Thinking outside of the box is harder than you would imagine. You see, we learn how to think according to the parameters of the box. For example, if I asked you to make me a sandwich you would probably pick some form of protein like turkey, add lettuce and tomato and perhaps something to wet the bread like mayo or mustard. A creative thinker, however might question whether I necessarily wanted lunch food and might hand me a couple of pancakes with a fried egg in the center. Or they might wonder whether the sandwich even needed to be edible and then they might give me two books with a hat in the middle. Or, they might go with the idea that what defines a sandwich is that it is portable and edible with the hands which is probably where the idea of the wrap came from.
The fact is that creative thinkers always question their assumptions. This is precisely what gets them out of their box. One of the assumptions that we make is that our perspective is the right one or the only one. So creative thinkers also tend to look for new and different perspectives. In our example, that was the moment when the person assumed that the sandwich didn’t have to be edible. That’s a major perspective shift. It’s not just a matter of creating a variation on a theme, but instead it’s a matter of looking at the issue from a totally different angle.
The Benefits of The Entrepreneur Mindset
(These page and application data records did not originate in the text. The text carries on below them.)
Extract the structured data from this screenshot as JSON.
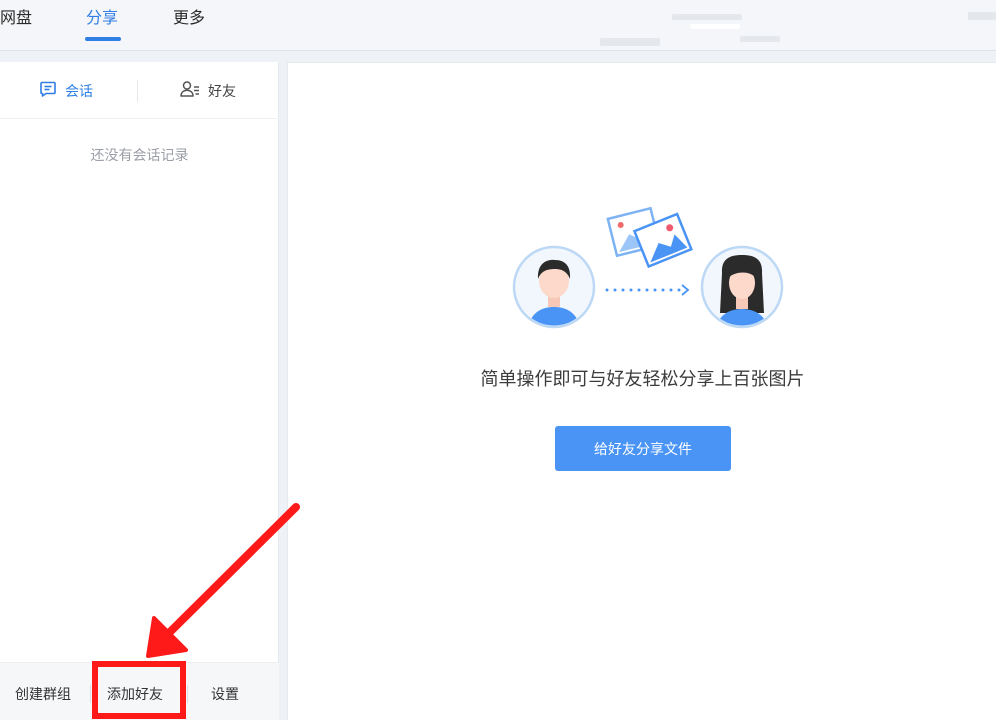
{
  "nav": {
    "tabs": [
      {
        "label": "网盘",
        "active": false
      },
      {
        "label": "分享",
        "active": true
      },
      {
        "label": "更多",
        "active": false
      }
    ]
  },
  "colors": {
    "accent": "#2f7fe6",
    "button": "#4a94f5",
    "annotation": "#ff1a1a"
  },
  "sidebar": {
    "tabs": [
      {
        "label": "会话",
        "icon": "chat-icon",
        "active": true
      },
      {
        "label": "好友",
        "icon": "contacts-icon",
        "active": false
      }
    ],
    "empty_text": "还没有会话记录",
    "footer": {
      "create_group": "创建群组",
      "add_friend": "添加好友",
      "settings": "设置"
    }
  },
  "main": {
    "illustration": "share-photos-illustration",
    "tagline": "简单操作即可与好友轻松分享上百张图片",
    "share_button": "给好友分享文件"
  }
}
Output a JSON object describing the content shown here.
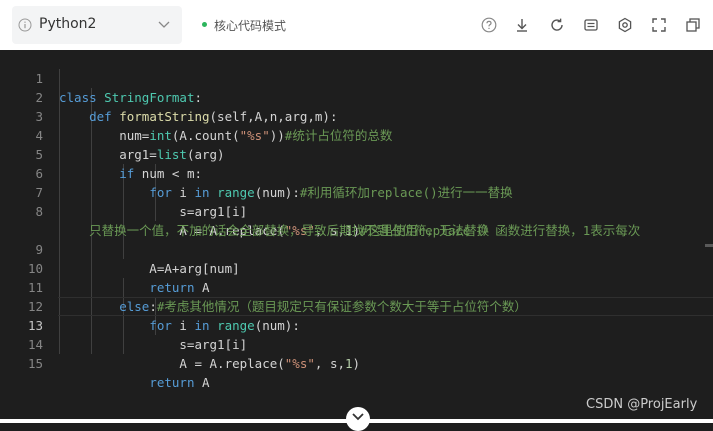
{
  "toolbar": {
    "language": "Python2",
    "mode_label": "核心代码模式",
    "mode_dot_color": "#2db55d",
    "icons": [
      "help-icon",
      "download-icon",
      "refresh-icon",
      "keyboard-icon",
      "gear-icon",
      "fullscreen-icon",
      "copy-icon"
    ]
  },
  "editor": {
    "active_line": 13,
    "lines": [
      {
        "n": "1",
        "text": "class StringFormat:"
      },
      {
        "n": "2",
        "text": "    def formatString(self,A,n,arg,m):"
      },
      {
        "n": "3",
        "text": "        num=int(A.count(\"%s\"))#统计占位符的总数"
      },
      {
        "n": "4",
        "text": "        arg1=list(arg)"
      },
      {
        "n": "5",
        "text": "        if num < m:"
      },
      {
        "n": "6",
        "text": "            for i in range(num):#利用循环加replace()进行一一替换"
      },
      {
        "n": "7",
        "text": "                s=arg1[i]"
      },
      {
        "n": "8",
        "text": "                A = A.replace(\"%s\", s,1)#这里使用replace（）函数进行替换，1表示每次"
      },
      {
        "n": "",
        "text": "只替换一个值，不加的话会全部替换，导致后期找不到占位符，无法替换"
      },
      {
        "n": "9",
        "text": "            A=A+arg[num]"
      },
      {
        "n": "10",
        "text": "            return A"
      },
      {
        "n": "11",
        "text": "        else:#考虑其他情况（题目规定只有保证参数个数大于等于占位符个数）"
      },
      {
        "n": "12",
        "text": "            for i in range(num):"
      },
      {
        "n": "13",
        "text": "                s=arg1[i]"
      },
      {
        "n": "14",
        "text": "                A = A.replace(\"%s\", s,1)"
      },
      {
        "n": "15",
        "text": "            return A"
      }
    ]
  },
  "watermark": "CSDN @ProjEarly",
  "colors": {
    "editor_bg": "#1e1e1e",
    "keyword": "#569cd6",
    "function": "#dcdcaa",
    "builtin": "#4ec9b0",
    "string": "#ce9178",
    "comment": "#6a9955",
    "text": "#d4d4d4"
  }
}
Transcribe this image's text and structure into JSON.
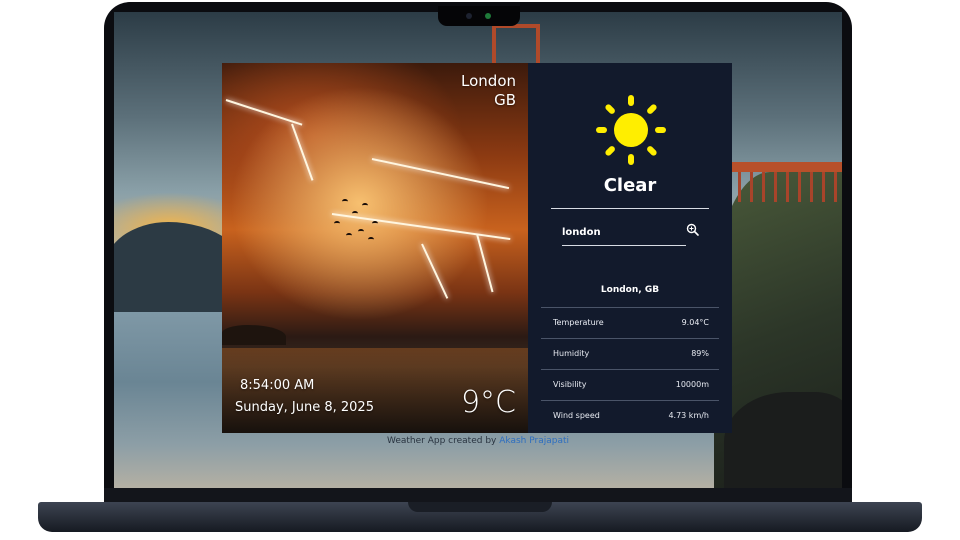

If this all seems like a lot of work, well it is. If it were easy, then everyone would be doing it. But you’re already doing a lot of work in owning your own business. Why not take on this one additional piece and find out how much more effective you become? Once you put these two processes (the business owner’s mindset and creative innovation) together, you’ve got it made. You are now in the perfect position to be able to grow your business in new and creative ways, to differentiate yourself from the competition and to be a better business person than 90% of the rest of the population of business owners. And wouldn’t that be just lovely?
Kelle Sparta is a small business coach, consultant and shaman. She helps business owners grow their businesses from the inside out – starting with the owner. Kelle provides tools, coaching, and training to empower business owners to create lives and businesses they can love. For more information, visit her website at www.kellesparta.com. © 2008, Kelle Sparta. Used by permission.